  • AS October 27, 2015, 1:41 pm

    You don’t know what is going on in someone’s life. My friends had taken me to a restaurant when I heard the news that my mother passed away. I probably would have looked unhappy if there was a celebration hoopla going on right next to be on that day. It doesn’t mean that I am judging the person celebrating a milestone. It just meant that I was not in the mood to celebrate on that day. (And stereotyping me as a foreign grad student is going to be totally off).

    Maybe the ladies just heard a devastating news (someone’s death / illness / loss of a job / etc.). Or maybe they just wanted a quite place to pass an afternoon. They didn’t tell you anything. So, why are you even bothered by them that you feel the need to submit a story here.

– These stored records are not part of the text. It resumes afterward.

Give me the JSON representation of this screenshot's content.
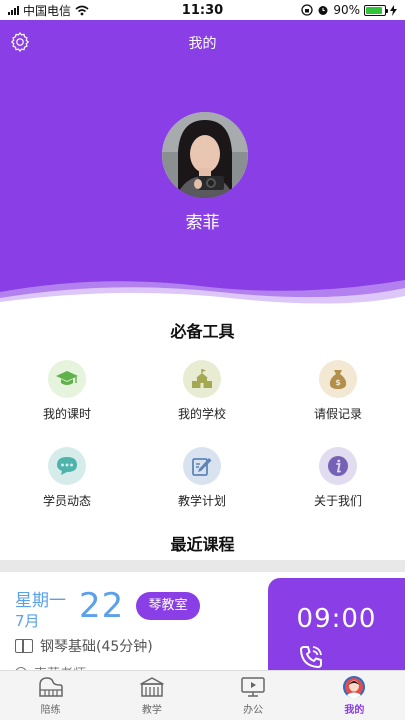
{
  "status_bar": {
    "carrier": "中国电信",
    "time": "11:30",
    "battery_text": "90%",
    "battery_level": 0.9,
    "signal_icon": "signal-icon",
    "wifi_icon": "wifi-icon",
    "alarm_icon": "alarm-icon",
    "lock_icon": "rotation-lock-icon",
    "charging_icon": "charging-icon"
  },
  "header": {
    "title": "我的",
    "settings_icon": "gear-icon",
    "username": "索菲",
    "background_color": "#8a3ee6"
  },
  "tools": {
    "title": "必备工具",
    "items": [
      {
        "label": "我的课时",
        "icon": "graduation-cap-icon",
        "bg": "#e6f3dd",
        "fg": "#5fb24a"
      },
      {
        "label": "我的学校",
        "icon": "school-building-icon",
        "bg": "#e8ecd3",
        "fg": "#a5a853"
      },
      {
        "label": "请假记录",
        "icon": "money-bag-icon",
        "bg": "#f2e8d3",
        "fg": "#b28f4b"
      },
      {
        "label": "学员动态",
        "icon": "chat-bubble-icon",
        "bg": "#d6eceb",
        "fg": "#4db3ab"
      },
      {
        "label": "教学计划",
        "icon": "edit-note-icon",
        "bg": "#d9e3f0",
        "fg": "#5d85b8"
      },
      {
        "label": "关于我们",
        "icon": "info-icon",
        "bg": "#e1dcef",
        "fg": "#7662b5"
      }
    ]
  },
  "recent": {
    "title": "最近课程",
    "weekday": "星期一",
    "month": "7月",
    "day": "22",
    "room": "琴教室",
    "course": "钢琴基础(45分钟)",
    "teacher": "索菲老师",
    "time": "09:00",
    "phone_icon": "phone-call-icon"
  },
  "tabbar": {
    "items": [
      {
        "label": "陪练",
        "icon": "piano-icon"
      },
      {
        "label": "教学",
        "icon": "school-icon"
      },
      {
        "label": "办公",
        "icon": "monitor-icon"
      },
      {
        "label": "我的",
        "icon": "user-avatar-icon",
        "active": true
      }
    ],
    "accent": "#8a3ee6"
  }
}
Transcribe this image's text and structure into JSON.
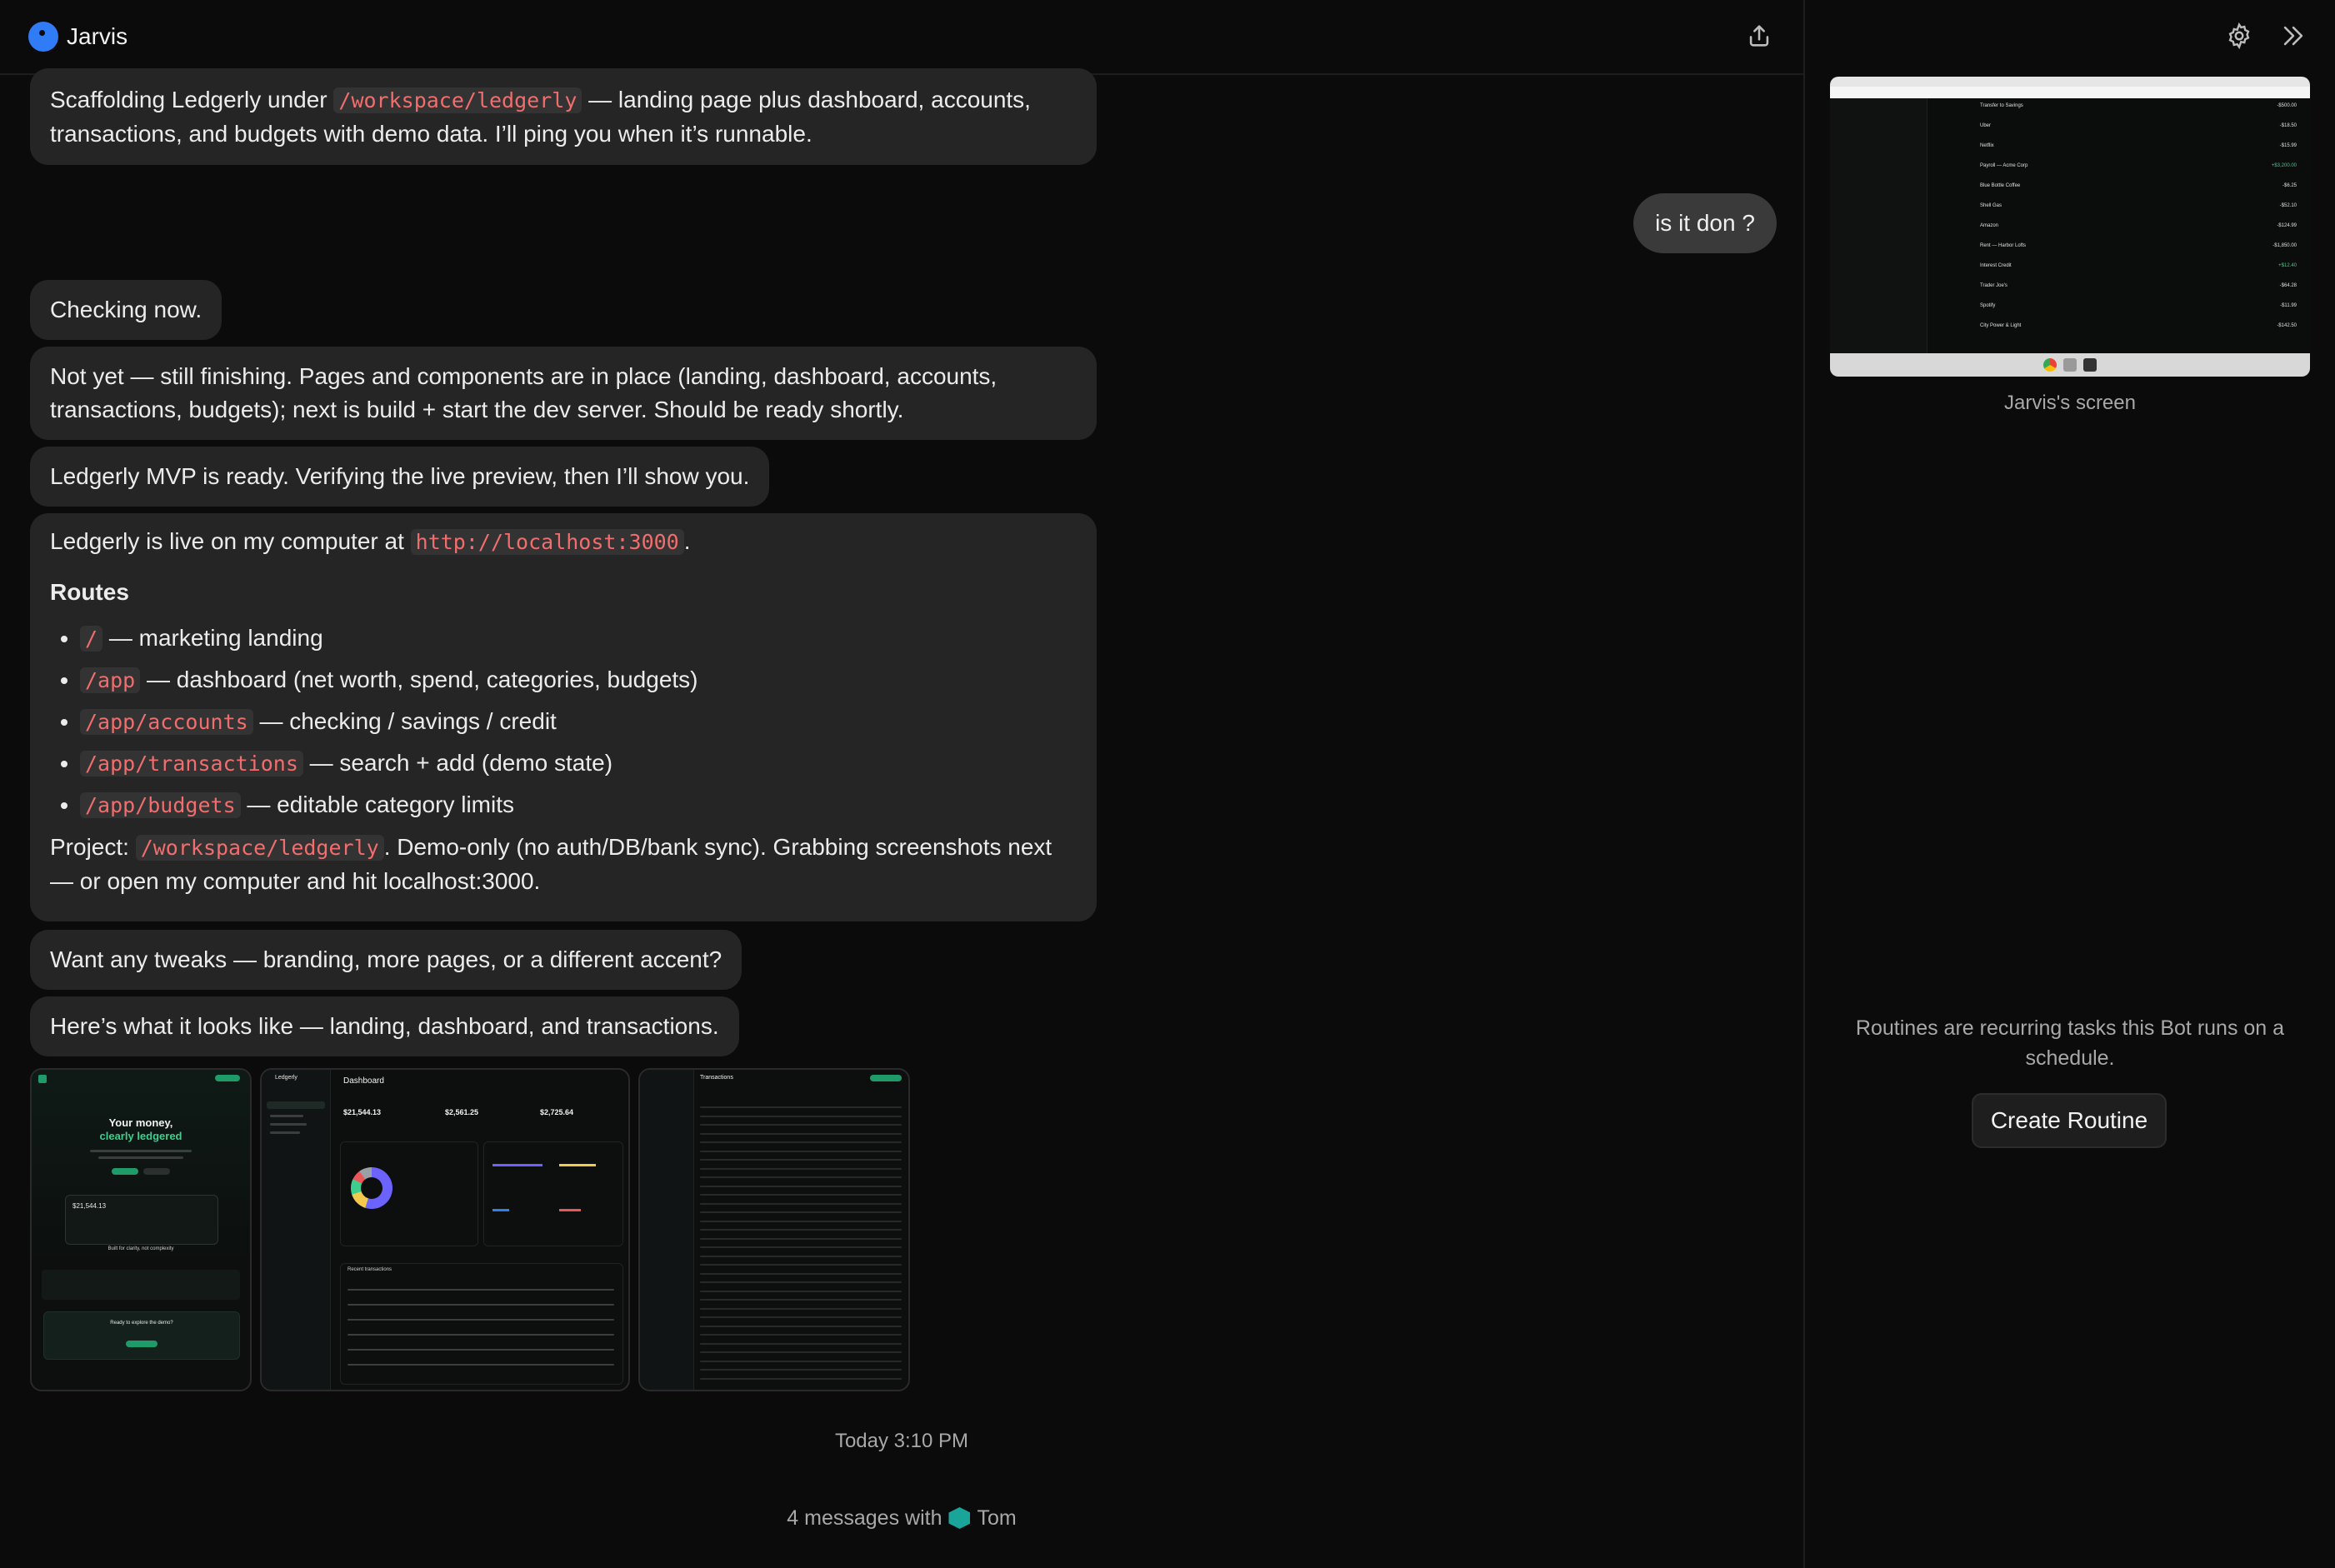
{
  "header": {
    "title": "Jarvis"
  },
  "messages": {
    "m1": {
      "before": "Scaffolding Ledgerly under ",
      "code": "/workspace/ledgerly",
      "after": " — landing page plus dashboard, accounts, transactions, and budgets with demo data. I’ll ping you when it’s runnable."
    },
    "user": "is it don ?",
    "m2": "Checking now.",
    "m3": "Not yet — still finishing. Pages and components are in place (landing, dashboard, accounts, transactions, budgets); next is build + start the dev server. Should be ready shortly.",
    "m4": "Ledgerly MVP is ready. Verifying the live preview, then I’ll show you.",
    "m5": {
      "intro_before": "Ledgerly is live on my computer at ",
      "intro_code": "http://localhost:3000",
      "intro_after": ".",
      "heading": "Routes",
      "routes": [
        {
          "code": "/",
          "text": " — marketing landing"
        },
        {
          "code": "/app",
          "text": " — dashboard (net worth, spend, categories, budgets)"
        },
        {
          "code": "/app/accounts",
          "text": " — checking / savings / credit"
        },
        {
          "code": "/app/transactions",
          "text": " — search + add (demo state)"
        },
        {
          "code": "/app/budgets",
          "text": " — editable category limits"
        }
      ],
      "project_before": "Project: ",
      "project_code": "/workspace/ledgerly",
      "project_after": ". Demo-only (no auth/DB/bank sync). Grabbing screenshots next — or open my computer and hit localhost:3000."
    },
    "m6": "Want any tweaks — branding, more pages, or a different accent?",
    "m7": "Here’s what it looks like — landing, dashboard, and transactions."
  },
  "thumbnails": {
    "landing": {
      "headline1": "Your money,",
      "headline2": "clearly ledgered",
      "amount": "$21,544.13",
      "section": "Built for clarity, not complexity",
      "cta": "Ready to explore the demo?"
    },
    "dashboard": {
      "brand": "Ledgerly",
      "title": "Dashboard",
      "stat1": "$21,544.13",
      "stat2": "$2,561.25",
      "stat3": "$2,725.64",
      "section": "Recent transactions"
    },
    "transactions": {
      "title": "Transactions"
    }
  },
  "timestamp": "Today 3:10 PM",
  "footer": {
    "text": "4 messages with",
    "name": "Tom"
  },
  "sidebar": {
    "screen_caption": "Jarvis's screen",
    "routine_text": "Routines are recurring tasks this Bot runs on a schedule.",
    "create_button": "Create Routine"
  },
  "screen_rows": [
    {
      "name": "Transfer to Savings",
      "amount": "-$500.00"
    },
    {
      "name": "Uber",
      "amount": "-$18.50"
    },
    {
      "name": "Netflix",
      "amount": "-$15.99"
    },
    {
      "name": "Payroll — Acme Corp",
      "amount": "+$3,200.00"
    },
    {
      "name": "Blue Bottle Coffee",
      "amount": "-$6.25"
    },
    {
      "name": "Shell Gas",
      "amount": "-$52.10"
    },
    {
      "name": "Amazon",
      "amount": "-$124.99"
    },
    {
      "name": "Rent — Harbor Lofts",
      "amount": "-$1,850.00"
    },
    {
      "name": "Interest Credit",
      "amount": "+$12.40"
    },
    {
      "name": "Trader Joe's",
      "amount": "-$64.28"
    },
    {
      "name": "Spotify",
      "amount": "-$11.99"
    },
    {
      "name": "City Power & Light",
      "amount": "-$142.50"
    }
  ]
}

  • kingsrings October 27, 2015, 2:35 pm

    I’m mixed on restaurant special event celebrations. I would NEVER want them for myself, I am very embarrassed by it being done to me. And I don’t care for most restaurant’s celebrations, which I find obnoxious and dumb. I especially don’t like it when they encourage everyone else around them to participate. Um, no, I am not there to celebrate so-and-so’s birthday or whatever, and I don’t appreciate at all your attempt to invade my time at your restaurant. However, I do love the celebrations at Farrell’s Ice Cream Parlor. Their celebrations are so silly, ridiculous, funny, and entertaining. They’re just a step above other restaurant’s celebrations and I don’t mind them at all.

  • Marozia October 27, 2015, 3:38 pm

    I thought this was supposed to be a theme restaurant. I found they are great fun and, yes, they do tend to make a fuss over special eventers. Why not?

  • penguin tummy October 28, 2015, 12:07 am

    I purposely enjoy going to a Korean barbecue restaurant nearby because they always bring out a fried ice cream with sparklers if it is your birthday and the whole restaurant joins in singing. It’s quite fun and everyone sings and claps for you. It’s the only one in my city that I know does this that isn’t a children’s eatery. Bit rude to roll your eyes, just enjoy the 2 minutes and get on with your meal.

  • amyasleigh October 28, 2015, 9:20 am

    I am essentially in the “stodgy and buttoned-up” camp as regards noisy goings-on in restaurants, involving the staff — though if inescapably on the scene, I hope that I wouldn’t come across as obnoxious about it. One post in this correspondence, though, I find outright alarming. “As for the embarrassment, I’ve been to a place once or twice that has similar hoopla (including one that has an entire loud song for the staff to sing while escorting you to the restroom, should you ask for directions)…”

    I’d already had the sentiment that should I ever visit the USA: for various reasons, I see myself as probably not daring ever to enter there, a restaurant of the kind where you’re waited on. The above revelation has added yet another factor, intensifying my feeling that way.

    • Livvy17 October 28, 2015, 10:35 am

      I do hope you’ll visit one day…there are lots of things to see and do, and very few of them involve being sung to by strangers. There aren’t many restaurants that do this, and the customer almost always has to ask for such activity. I’ve never heard of a place that sings you off to the bathroom!!! Ugh, that would be horrifying!

  • JackieJormpJomp November 1, 2015, 12:11 pm

    The only thing I think is rude here is the belief that strangers should be “overjoyed” to congratulate you on you anniversary. This seems very clueless in its self-importance.
    I also find it amusing that the OP thinks the chef was “putting on an act”. Not an act: he really did hate every minute of that “celebration” he was dragged out of the kitchen to put on.